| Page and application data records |
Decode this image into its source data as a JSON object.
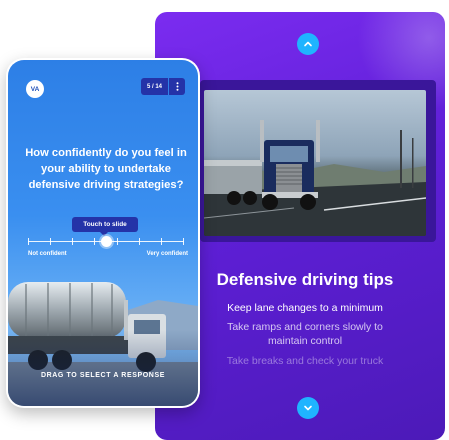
{
  "colors": {
    "panel": "#6224e0",
    "accent": "#1fb4ff",
    "phone_button": "#2433a8",
    "phone_bg": "#3a8ff0"
  },
  "phone": {
    "logo": "VA",
    "counter": "5 / 14",
    "menu_icon": "vertical-ellipsis-icon",
    "question": "How confidently do you feel in your ability to undertake defensive driving strategies?",
    "slider": {
      "pill": "Touch to slide",
      "left_label": "Not confident",
      "right_label": "Very confident",
      "value": 0.5
    },
    "drag_hint": "DRAG TO SELECT A RESPONSE"
  },
  "panel": {
    "title": "Defensive driving tips",
    "tips": [
      "Keep lane changes to a minimum",
      "Take ramps and corners slowly to maintain control",
      "Take breaks and check your truck"
    ],
    "up_icon": "chevron-up-icon",
    "down_icon": "chevron-down-icon"
  }
}
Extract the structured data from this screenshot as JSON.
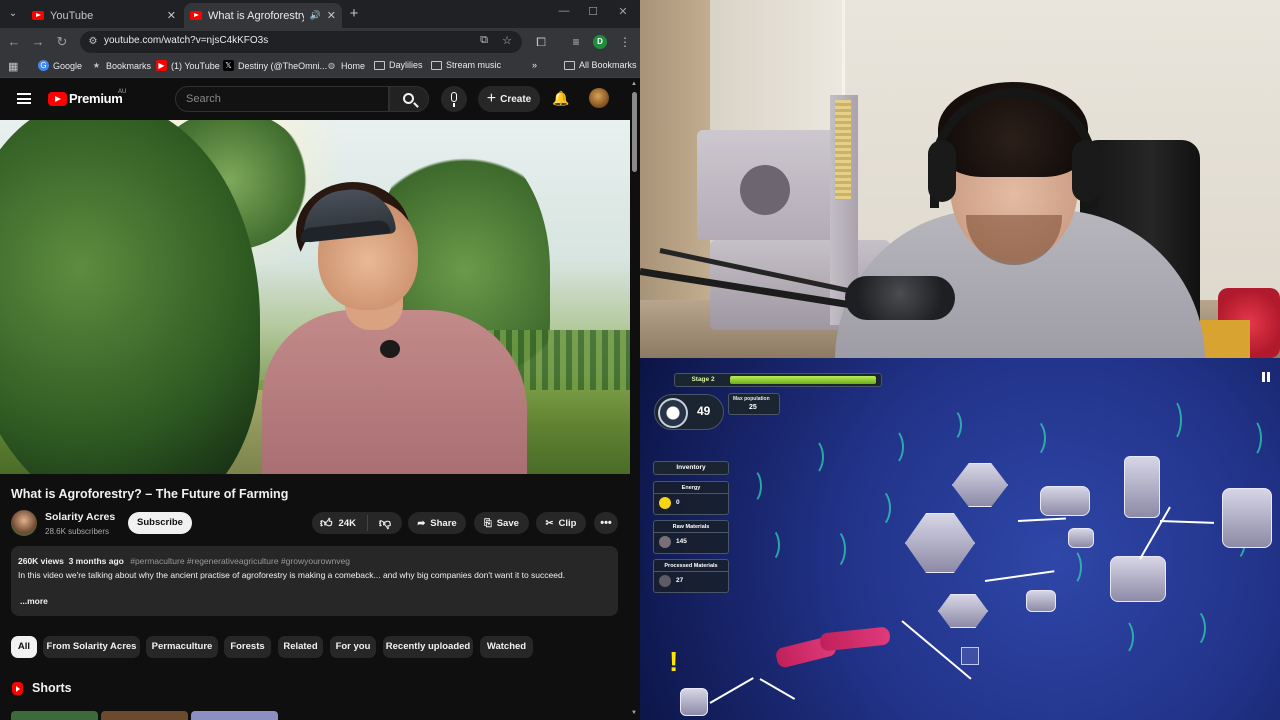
{
  "browser": {
    "tabs": [
      {
        "title": "YouTube",
        "active": false
      },
      {
        "title": "What is Agroforestry? – The",
        "active": true
      }
    ],
    "url": "youtube.com/watch?v=njsC4kKFO3s",
    "profile_initial": "D",
    "bookmarks": [
      "Google",
      "Bookmarks",
      "(1) YouTube",
      "Destiny (@TheOmni...",
      "Home",
      "Daylilies",
      "Stream music"
    ],
    "all_bookmarks": "All Bookmarks",
    "more_bookmarks": "»"
  },
  "youtube": {
    "brand": "Premium",
    "region": "AU",
    "search_placeholder": "Search",
    "create_label": "Create",
    "video": {
      "title": "What is Agroforestry? – The Future of Farming",
      "channel": "Solarity Acres",
      "subscribers": "28.6K subscribers",
      "subscribe_label": "Subscribe",
      "likes": "24K",
      "share_label": "Share",
      "save_label": "Save",
      "clip_label": "Clip",
      "more_label": "•••",
      "views": "260K views",
      "age": "3 months ago",
      "tags": "#permaculture #regenerativeagriculture #growyourownveg",
      "description": "In this video we're talking about why the ancient practise of agroforestry is making a comeback... and why big companies don't want it to succeed.",
      "more_link": "...more"
    },
    "chips": [
      "All",
      "From Solarity Acres",
      "Permaculture",
      "Forests",
      "Related",
      "For you",
      "Recently uploaded",
      "Watched"
    ],
    "shorts_title": "Shorts"
  },
  "game": {
    "stage_label": "Stage 2",
    "stage_progress": 1.0,
    "population": "49",
    "max_population_label": "Max population",
    "max_population": "25",
    "inventory_title": "Inventory",
    "inventory": [
      {
        "label": "Energy",
        "value": "0",
        "color": "#f5d514"
      },
      {
        "label": "Raw Materials",
        "value": "145",
        "color": "#7a6f78"
      },
      {
        "label": "Processed Materials",
        "value": "27",
        "color": "#5e5a66"
      }
    ],
    "alert": "!"
  },
  "colors": {
    "youtube_red": "#ff0000",
    "yt_background": "#0f0f0f",
    "chip_bg": "#272727",
    "stage_fill": "#8fd12f",
    "game_bg": "#22338a"
  }
}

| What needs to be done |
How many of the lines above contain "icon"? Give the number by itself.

| Answer box |
3